Alyssa Allen (photo by Rose Eichenbaum, courtesy USC Kaufman)
Learning New Material Fast and Showcasing Your Work Ethic
"I'm used to 45-minute classes where the teacher teaches a crazy-long combo. The convention setting taught me to pick things up fast, which then helped me in college because I could move on quickly from learning the combination to focusing on technical elements." —SP
"At my studio, we knew everyone's parts: In case something happened, someone could substitute during a performance. I've found in college, people want to work with me because I know how to dance in an ensemble—I know how to be clean and how
to blend because of those competition experiences."—ML
A version of this story appeared in the October 2017 issue of Dance Spirit with the title "From Comps to Campus."
Much of Janelle Ginestra's career has been about helping others shine. She's dedicated herself to supporting and cheerleading her partner, WilldaBeast Adams; the emerging talents in their dance company, ImmaBEAST; and the countless dancers she inspires at master classes and conventions. Her YouTube channel has become a launching pad for young talents like "Fraternal Twins" Larsen Thompson and Taylor Hatala, thanks to viral videos featuring Ginestra's creative vision.
But Ginestra's a skyrocketing success in her own right—an in-demand choreographer, a social media influencer, and a dance entrepreneur, building a legacy one eight-count at a time. It's time for her turn in the spotlight. And she's more than ready. "I want to be a legend in whatever I do," she says. We'd argue that she already is.
If you've ever seen a Janelle Ginestra class video, you know how lit her combos are. What you don't see in those clips is how devoted Ginestra is to her students. We went behind the scenes at one of her sold-out IMMA SPACE classes to see Ginestra in her element, mentoring some of L.A.'s most talented dancers. It was an inspiration feedback loop.
All photos by Joe Toreno.
In our "Dear Katie" series, former NYCB soloist Kathryn Morgan answers your pressing dance questions. Have something you want to ask Katie? Email firstname.lastname@example.org for a chance to be featured!

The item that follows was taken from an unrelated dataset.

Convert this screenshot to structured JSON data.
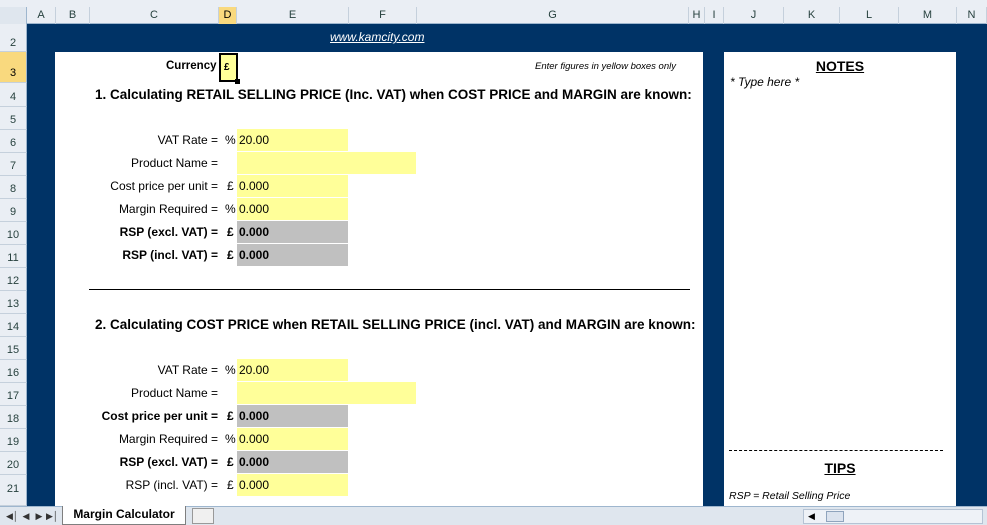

I love ballet, and I've been told that I have a lot of potential. I can see myself dancing professionally one day. But I'm also working toward my black belt in karate—and I'm passionate about that, too. How can I keep up my technique while also making time for the other things I love? Is that even possible?
What do you get when you combine a Beyoncé anthem, fierce girls from all over the world, and choreography by legends like Ellenore Scott and Lamar Lee? You get the epic music video below. The viral video features little girls who live everywhere from Tanzania to Washington D.C. dancing and lip-syncing to Queen Bey's song "Freedom," and the result is electrifying. These littles can dance—and they bring a determination and enthusiasm to their movement that's truly inspiring.